Beware of 12 common mental viruses
All or no thinking: You see things as black and white.
If your performance is not perfect, you consider yourself a total failure.
Overgeneralization: You take a small negative event as evidence of endless failure.
Psychological filtering: You pick out a small negative detail and think too much about it, making your view of the entire reality gloomy, like a drop of ink discoloring the entire spray.
Eradicate positive experiences: For one reason or another, you insist on “experienced” and refuse to actively experience them.
This way you can maintain a negative belief that contradicts your daily experience.
Sloppy samples: Even if there are no clear facts to support your example, you assume negative interpretations.
Mind reading: You arbitrarily say that someone underground is reacting negatively to you, and you don’t check it at all.
Misprediction: You expect things to turn out bad, and then treat your predictions as a fact that has been transformed.
Exaggerate (catastrophic) or shrink: You exaggerate the nature of things (such as your own mistakes or the achievements of others) or inappropriately reduce things to very small (your own qualities of appreciation).
This is a “telescope game”: you look at positive things from one end and negative things from the other.
Emotional reasoning: You predict that your negative perception must reflect the truth of things.
For example, automatically infer that you must be guilty because you feel guilty; or more generally: “I feel so, so this must be true.

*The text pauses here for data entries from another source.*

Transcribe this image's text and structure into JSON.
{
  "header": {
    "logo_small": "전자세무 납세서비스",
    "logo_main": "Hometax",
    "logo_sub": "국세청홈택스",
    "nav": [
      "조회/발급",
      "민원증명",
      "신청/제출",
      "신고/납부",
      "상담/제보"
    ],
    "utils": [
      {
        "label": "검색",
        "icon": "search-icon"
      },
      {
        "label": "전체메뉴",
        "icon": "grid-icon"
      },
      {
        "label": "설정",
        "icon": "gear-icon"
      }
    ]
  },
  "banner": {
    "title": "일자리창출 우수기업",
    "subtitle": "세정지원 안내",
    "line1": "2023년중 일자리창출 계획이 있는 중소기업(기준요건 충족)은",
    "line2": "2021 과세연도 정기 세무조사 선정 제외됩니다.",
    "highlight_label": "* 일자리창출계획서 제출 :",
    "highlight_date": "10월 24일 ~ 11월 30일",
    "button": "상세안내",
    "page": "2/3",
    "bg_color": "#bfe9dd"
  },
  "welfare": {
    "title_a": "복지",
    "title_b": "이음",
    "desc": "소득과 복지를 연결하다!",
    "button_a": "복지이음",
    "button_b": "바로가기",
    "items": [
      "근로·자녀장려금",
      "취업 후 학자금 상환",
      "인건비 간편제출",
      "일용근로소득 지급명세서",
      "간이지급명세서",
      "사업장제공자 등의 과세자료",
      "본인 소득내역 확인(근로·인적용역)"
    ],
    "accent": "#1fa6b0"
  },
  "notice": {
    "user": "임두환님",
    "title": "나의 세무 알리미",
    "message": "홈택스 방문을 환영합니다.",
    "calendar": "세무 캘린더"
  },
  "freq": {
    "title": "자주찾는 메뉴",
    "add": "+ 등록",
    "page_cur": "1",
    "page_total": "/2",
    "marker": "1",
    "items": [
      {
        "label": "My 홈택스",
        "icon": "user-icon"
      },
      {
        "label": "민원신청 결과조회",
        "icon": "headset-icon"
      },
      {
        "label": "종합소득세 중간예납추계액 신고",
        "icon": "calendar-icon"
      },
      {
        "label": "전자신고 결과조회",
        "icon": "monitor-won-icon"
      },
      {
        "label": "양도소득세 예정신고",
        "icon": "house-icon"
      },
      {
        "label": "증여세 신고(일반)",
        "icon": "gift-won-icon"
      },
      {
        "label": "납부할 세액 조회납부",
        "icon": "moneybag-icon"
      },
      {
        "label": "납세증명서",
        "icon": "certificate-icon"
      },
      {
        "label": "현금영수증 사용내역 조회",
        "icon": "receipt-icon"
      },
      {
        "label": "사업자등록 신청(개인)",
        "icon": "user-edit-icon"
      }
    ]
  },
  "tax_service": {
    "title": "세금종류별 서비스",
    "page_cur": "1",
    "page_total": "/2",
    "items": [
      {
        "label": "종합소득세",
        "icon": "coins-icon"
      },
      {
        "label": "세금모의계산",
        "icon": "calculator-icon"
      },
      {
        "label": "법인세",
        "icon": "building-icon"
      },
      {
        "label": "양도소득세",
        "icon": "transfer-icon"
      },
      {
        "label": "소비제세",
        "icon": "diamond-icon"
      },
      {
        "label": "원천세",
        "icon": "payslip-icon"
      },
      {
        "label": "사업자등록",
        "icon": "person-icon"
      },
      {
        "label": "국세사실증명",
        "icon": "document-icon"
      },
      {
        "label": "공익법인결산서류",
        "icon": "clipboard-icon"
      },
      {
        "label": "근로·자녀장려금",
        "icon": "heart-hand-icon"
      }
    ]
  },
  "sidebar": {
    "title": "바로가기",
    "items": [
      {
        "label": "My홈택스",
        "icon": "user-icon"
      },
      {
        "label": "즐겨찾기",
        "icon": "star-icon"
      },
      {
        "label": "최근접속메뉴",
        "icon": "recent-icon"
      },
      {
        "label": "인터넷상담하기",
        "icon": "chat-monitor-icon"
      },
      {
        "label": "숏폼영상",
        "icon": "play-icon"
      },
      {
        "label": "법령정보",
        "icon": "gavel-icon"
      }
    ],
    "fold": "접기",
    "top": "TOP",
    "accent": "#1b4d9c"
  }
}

“Must” and “should”: You use these words to turn everything into an emergency.
Instead of doing it when it is really necessary.
Labeling: Instead of simply admitting that you made a specific mistake, you label yourself the whole thing, such as “I am a loser.”
Those who see things differently from you are labelled as “idiots”.
Too much responsibility: You consider yourself to be the cause of some external negative event, when in fact it is mainly your responsibility.